25. His master ordered him to be sold. It would be an idle exercise of ingenuity to examine here every minute clause. For God does not always display severity at first, till, constrained to pray, we implore pardon, but rather meets us with undeserved goodness. But Christ only shows what will become of us, if God shall treat us with the utmost severity; and again, if He shall choose to demand from us what we owe, how necessary it is for us to betake ourselves to prayer, because this is the only refuge that remains for transgressors. We must also attend to the wide difference of the sums; for, since one talent is worth more than a hundred pence, what proportion will a hundred pence bear to ten thousand talents?
31. When his fellow-servants saw what was done. Though we ought not to search for mystery in these words — because they contain nothing but what nature teaches, and what we learn by daily experience — we ought to know that the men who live among us will be so many witnesses against us before God; for it is impossible but that cruelty shall excite in them displeasure and hatred, more especially, since every man is afraid that what he sees done to others will fall upon his own head. As to the clause which immediately follows, it is foolish to inquire how God punishes those sins 576 which he has already forgiven; for the simple meaning is this: though he offers mercy to all, yet severe creditors, from whom no forgiveness can be obtained, are unworthy of enjoying it.
34. Delivered him to the tormentors, till he should pay all that he owed. The Papists are very ridiculous in endeavoring to light the fire of purgatory by the word till; for it is certain that Christ here points out not temporal death, by which the judgment of God may be satisfied, but eternal death.
“Incitera les autres a mal faire, et a nous offenser;” — “shall induce others to do ill, and to offend us.”
“Mais tant s’en faut que Christ ait esgard a ceste objection pour lascher quelque chose de son dire, que mesmes il dit notamment et expressement que sans fin ne terme on doit tousiours pardonner;” — “but so far was Christ from paying regard to that objection, to extenuate any thing that he had said, that he even says plainly and expressly, that without end or limit we must always forgive.”
In the French copy he adds: — “Car il semble par ce moyen qu’il commande aux siens de tenir leur coeur contre les pervers, et leur refuser pardon;” — “for it appears in this way that he commands his followers to shut their heart against the obstinate, and to refuse them pardon.”
“Ceux qui sont cheus et ont failli;” — “those who are fallen and have transgressed.”

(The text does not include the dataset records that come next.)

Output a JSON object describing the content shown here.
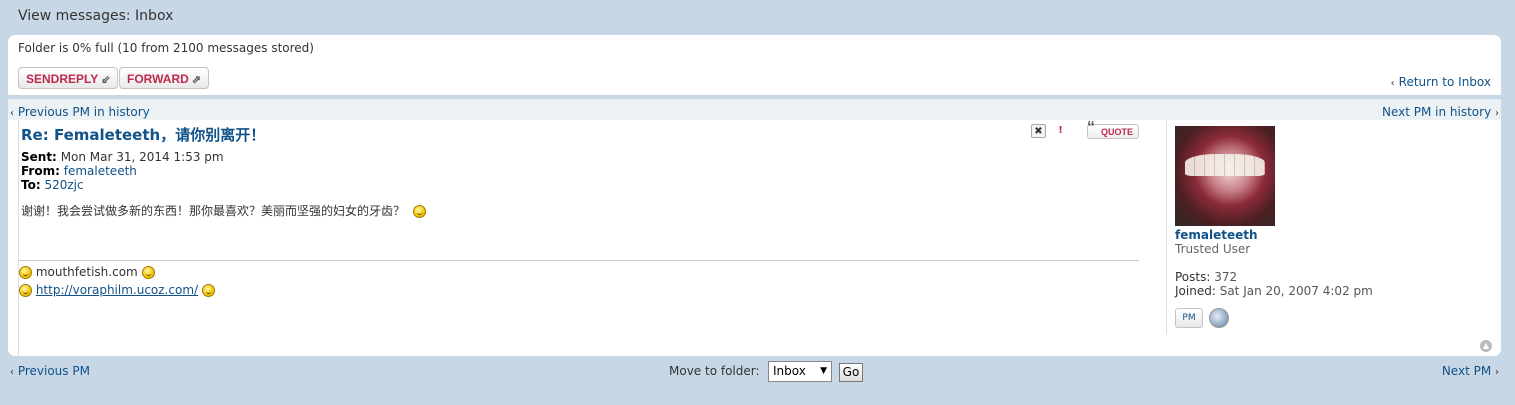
{
  "page_title": "View messages: Inbox",
  "folder_status": "Folder is 0% full (10 from 2100 messages stored)",
  "buttons": {
    "sendreply": "SENDREPLY",
    "forward": "FORWARD",
    "return_inbox": "Return to Inbox"
  },
  "history": {
    "prev": "Previous PM in history",
    "next": "Next PM in history"
  },
  "message": {
    "subject": "Re: Femaleteeth，请你别离开！",
    "sent_label": "Sent:",
    "sent_value": "Mon Mar 31, 2014 1:53 pm",
    "from_label": "From:",
    "from_value": "femaleteeth",
    "to_label": "To:",
    "to_value": "520zjc",
    "body": "谢谢！我会尝试做多新的东西！那你最喜欢？美丽而坚强的妇女的牙齿？",
    "quote_label": "QUOTE",
    "signature_text": "mouthfetish.com",
    "signature_link": "http://voraphilm.ucoz.com/"
  },
  "profile": {
    "name": "femaleteeth",
    "rank": "Trusted User",
    "posts_label": "Posts:",
    "posts_value": "372",
    "joined_label": "Joined:",
    "joined_value": "Sat Jan 20, 2007 4:02 pm",
    "pm_label": "PM"
  },
  "footer": {
    "prev_pm": "Previous PM",
    "next_pm": "Next PM",
    "move_label": "Move to folder:",
    "folder_selected": "Inbox",
    "go": "Go"
  },
  "colors": {
    "background": "#c8d7e6",
    "link": "#105289",
    "button_text": "#bc2a4d"
  }
}
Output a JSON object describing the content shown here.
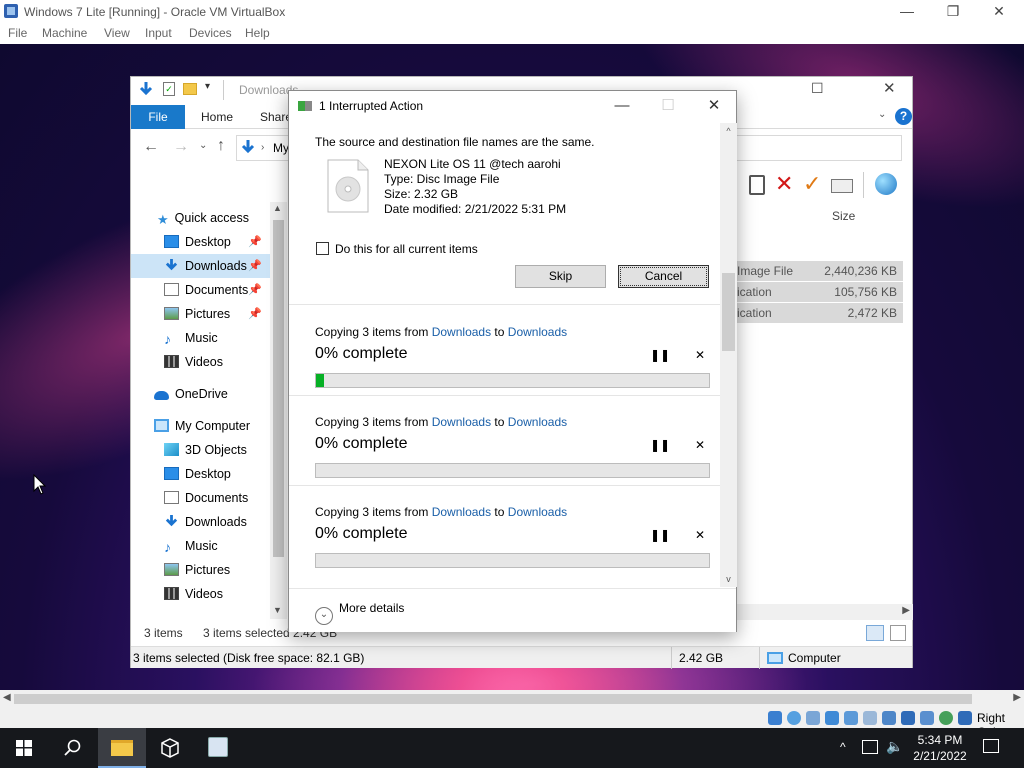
{
  "vbox": {
    "title": "Windows 7 Lite [Running] - Oracle VM VirtualBox",
    "menu": [
      "File",
      "Machine",
      "View",
      "Input",
      "Devices",
      "Help"
    ],
    "host_key": "Right Ctrl"
  },
  "explorer": {
    "qat_title": "Downloads",
    "tabs": {
      "file": "File",
      "home": "Home",
      "share": "Share"
    },
    "address_partial": "My",
    "column_size": "Size",
    "rows": [
      {
        "type": "Image File",
        "size": "2,440,236 KB"
      },
      {
        "type": "ication",
        "size": "105,756 KB"
      },
      {
        "type": "ication",
        "size": "2,472 KB"
      }
    ],
    "nav": [
      {
        "label": "Quick access",
        "icon": "star-icon"
      },
      {
        "label": "Desktop",
        "icon": "desktop-icon"
      },
      {
        "label": "Downloads",
        "icon": "download-arrow-icon"
      },
      {
        "label": "Documents",
        "icon": "documents-icon"
      },
      {
        "label": "Pictures",
        "icon": "pictures-icon"
      },
      {
        "label": "Music",
        "icon": "music-note-icon"
      },
      {
        "label": "Videos",
        "icon": "film-icon"
      },
      {
        "label": "OneDrive",
        "icon": "cloud-icon"
      },
      {
        "label": "My Computer",
        "icon": "computer-icon"
      },
      {
        "label": "3D Objects",
        "icon": "cube-icon"
      },
      {
        "label": "Desktop",
        "icon": "desktop-icon"
      },
      {
        "label": "Documents",
        "icon": "documents-icon"
      },
      {
        "label": "Downloads",
        "icon": "download-arrow-icon"
      },
      {
        "label": "Music",
        "icon": "music-note-icon"
      },
      {
        "label": "Pictures",
        "icon": "pictures-icon"
      },
      {
        "label": "Videos",
        "icon": "film-icon"
      }
    ],
    "status_items": "3 items",
    "status_selected": "3 items selected  2.42 GB",
    "status2_left": "3 items selected (Disk free space: 82.1 GB)",
    "status2_size": "2.42 GB",
    "status2_location": "Computer"
  },
  "dialog": {
    "title": "1 Interrupted Action",
    "message": "The source and destination file names are the same.",
    "file": {
      "name": "NEXON Lite OS 11 @tech aarohi",
      "type": "Type: Disc Image File",
      "size": "Size: 2.32 GB",
      "modified": "Date modified: 2/21/2022 5:31 PM"
    },
    "checkbox_label": "Do this for all current items",
    "skip_label": "Skip",
    "cancel_label": "Cancel",
    "copies": [
      {
        "prefix": "Copying 3 items from ",
        "from": "Downloads",
        "mid": " to ",
        "to": "Downloads",
        "percent_text": "0% complete",
        "progress": 0.02
      },
      {
        "prefix": "Copying 3 items from ",
        "from": "Downloads",
        "mid": " to ",
        "to": "Downloads",
        "percent_text": "0% complete",
        "progress": 0
      },
      {
        "prefix": "Copying 3 items from ",
        "from": "Downloads",
        "mid": " to ",
        "to": "Downloads",
        "percent_text": "0% complete",
        "progress": 0
      }
    ],
    "more_details": "More details"
  },
  "taskbar": {
    "time": "5:34 PM",
    "date": "2/21/2022"
  }
}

“Esquelles les plus parfaits mesmes ont besoin d’estre supportez, et qu’on leur pardonner;” — “which even the most perfect need to be borne with and forgiven.”
“Comment il est possible que Dieu punisse;” — “how it is possible for God to punish.”